Obama submits new labor board nominees to Senate
WASHINGTON (Reuters) - As part of its bargain to avert a Senate battle over procedural rules, the White House on Tuesday nominated two labor lawyers for the National Labor Relations Board, replacing two previous nominees.
President Barack Obama named Nancy Schiffer and Kent Hirozawa as nominees to the five-member board, which oversees union elections and enforces labor laws, the aide said.
Under the Senate deal, lawmakers will move forward in bringing up for a vote a slate of stalled nominees including current NLRB Chairman Mark Gaston Pearce; labor secretary- nominee Thomas Perez; Environmental Protection Agency nominee Gina McCarthy, Export-Import Bank president-nominee Fred Hochberg, and Consumer Financial Protection Bureau director-nominee Richard Cordray.
The Senate confirmed Cordray on Tuesday.
The NLRB was at the center of a broader struggle on Tuesday over those nominees and the Senate's procedural rules. Democrats had threatened to strip Republicans of their power to block Obama nominations with procedural roadblocks known as filibusters.
A battleground for years between pro-labor Democrats and anti-union Republicans, the NLRB has not had a full Senate-confirmed complement of members for nearly a decade.
Sharon Block and Richard Griffin, who had been nominated for the board and were serving as NLRB members without Senate confirmation, were dropped as nominees and replaced with Schiffer and Hirozawa, the White House said.
As their end of the bargain, Republican lawmakers have agreed in writing not to block a confirmation vote to be held by the end of July on Schiffer and Hirozawa, aides said.
Communications Workers of America President Larry Cohen praised the Senate's step toward ending gridlock, but lamented that Block and Griffin were casualties in the process.

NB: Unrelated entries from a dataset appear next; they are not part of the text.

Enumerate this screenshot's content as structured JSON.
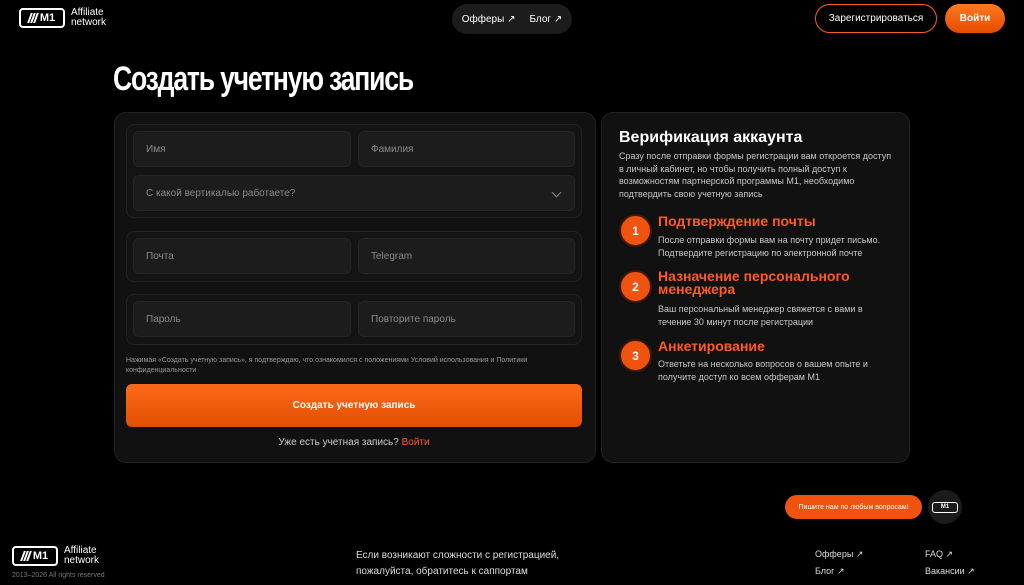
{
  "header": {
    "logo_text_line1": "Affiliate",
    "logo_text_line2": "network",
    "logo_badge": "M1",
    "nav": [
      {
        "label": "Офферы",
        "icon": "arrow-up-right-icon"
      },
      {
        "label": "Блог",
        "icon": "arrow-up-right-icon"
      }
    ],
    "register_label": "Зарегистрироваться",
    "login_label": "Войти"
  },
  "page_title": "Создать учетную запись",
  "form": {
    "first_name_placeholder": "Имя",
    "last_name_placeholder": "Фамилия",
    "vertical_placeholder": "С какой вертикалью работаете?",
    "email_placeholder": "Почта",
    "telegram_placeholder": "Telegram",
    "password_placeholder": "Пароль",
    "password_repeat_placeholder": "Повторите пароль",
    "consent_text": "Нажимая «Создать учетную запись», я подтверждаю, что ознакомился с положениями Условий использования и Политики конфиденциальности",
    "submit_label": "Создать учетную запись",
    "have_account_text": "Уже есть учетная запись?",
    "login_link": "Войти"
  },
  "verification": {
    "title": "Верификация аккаунта",
    "intro": "Сразу после отправки формы регистрации вам откроется доступ в личный кабинет, но чтобы получить полный доступ к возможностям партнерской программы М1, необходимо подтвердить свою учетную запись",
    "steps": [
      {
        "num": "1",
        "title": "Подтверждение почты",
        "desc": "После отправки формы вам на почту придет письмо. Подтвердите регистрацию по электронной почте"
      },
      {
        "num": "2",
        "title": "Назначение персонального менеджера",
        "desc": "Ваш персональный менеджер свяжется с вами в течение 30 минут после регистрации"
      },
      {
        "num": "3",
        "title": "Анкетирование",
        "desc": "Ответьте на несколько вопросов о вашем опыте и получите доступ ко всем офферам М1"
      }
    ]
  },
  "chat": {
    "button_label": "Пишите нам по любым вопросам!",
    "avatar_badge": "M1"
  },
  "footer": {
    "help_line1": "Если возникают сложности с регистрацией,",
    "help_line2": "пожалуйста, обратитесь к саппортам",
    "links_col1": [
      "Офферы",
      "Блог"
    ],
    "links_col2": [
      "FAQ",
      "Вакансии"
    ],
    "copyright": "2013–2026 All rights reserved",
    "colors": {
      "accent": "#ff5a1f",
      "background": "#000000",
      "card": "#111111"
    }
  }
}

"The president nominates people he supports and believes in, and it will be two people who believe as strongly as Block and Griffin that workers' rights matter in the 21st century whether they have a union or not, and most don't," Cohen said.